10 Facts About Milt Jackson


Milt Jackson is especially remembered for his cool swinging solos as a member of the Modern Jazz Quartet and his penchant for collaborating with hard bop and post-bop players.


Milt Jackson was particularly fond of the twelve-bar blues at slow tempos.


Milt Jackson started on guitar when he was seven, and then on piano at 11.


Milt Jackson took up the vibraphone at 16 after hearing Lionel Hampton play the instrument in Benny Goodman's band.


Milt Jackson quickly acquired experience working with the most important figures in jazz of the era, including Woody Herman, Howard McGhee, Thelonious Monk, and Charlie Parker.


The group reformed in 1981 and continued until 1993, after which Milt Jackson toured alone, performing in various small combos, although agreeing to periodic MJQ reunions.


In 1989, Milt Jackson was awarded an Honorary Doctorate of Music from the Berklee College of Music.


Milt Jackson was featured on the NPR radio program Jazz Profiles.


Milt Jackson died of liver cancer in Manhattan, New York, at the age of 76.
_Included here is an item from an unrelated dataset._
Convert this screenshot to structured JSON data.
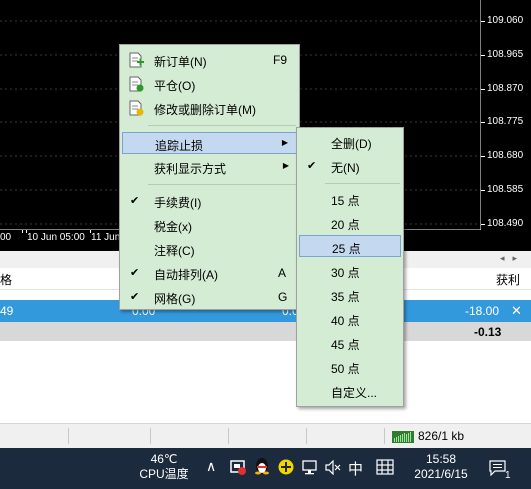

Milt Jackson was married to Sandra Whittington from 1959 until his death; the couple had a daughter.